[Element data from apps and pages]
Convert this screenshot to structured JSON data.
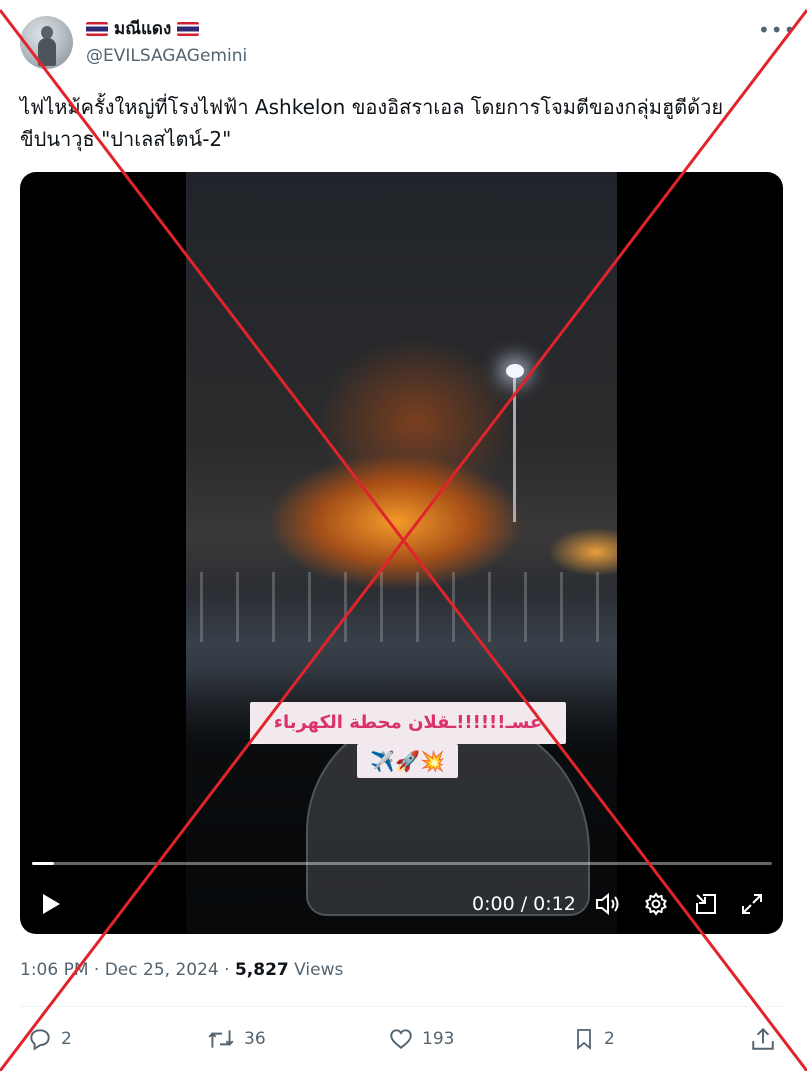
{
  "author": {
    "display_name": "มณีแดง",
    "handle": "@EVILSAGAGemini",
    "flag_icon": "thailand-flag-icon"
  },
  "more_icon": "more-options-icon",
  "tweet": {
    "text": "ไฟไหม้ครั้งใหญ่ที่โรงไฟฟ้า Ashkelon ของอิสราเอล โดยการโจมตีของกลุ่มฮูตีด้วยขีปนาวุธ \"ปาเลสไตน์-2\""
  },
  "video": {
    "caption_text": "عسـ!!!!!!ـقلان محطة الكهرباء",
    "caption_emojis": "✈️🚀💥",
    "time_display": "0:00 / 0:12",
    "progress": 0.03,
    "controls": {
      "play_icon": "play-icon",
      "volume_icon": "volume-icon",
      "settings_icon": "gear-icon",
      "minimize_icon": "picture-in-picture-icon",
      "fullscreen_icon": "fullscreen-icon"
    }
  },
  "meta": {
    "time": "1:06 PM",
    "separator": "·",
    "date": "Dec 25, 2024",
    "views_count": "5,827",
    "views_label": "Views"
  },
  "actions": {
    "replies": "2",
    "reposts": "36",
    "likes": "193",
    "bookmarks": "2"
  },
  "overlay": {
    "type": "red-x-cross",
    "color": "#e0242b"
  }
}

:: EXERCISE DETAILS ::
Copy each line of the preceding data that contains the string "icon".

:: ANSWER FOR THIS EXERCISE ::
    "flag_icon": "thailand-flag-icon"
  "more_icon": "more-options-icon",
      "play_icon": "play-icon",
      "volume_icon": "volume-icon",
      "settings_icon": "gear-icon",
      "minimize_icon": "picture-in-picture-icon",
      "fullscreen_icon": "fullscreen-icon"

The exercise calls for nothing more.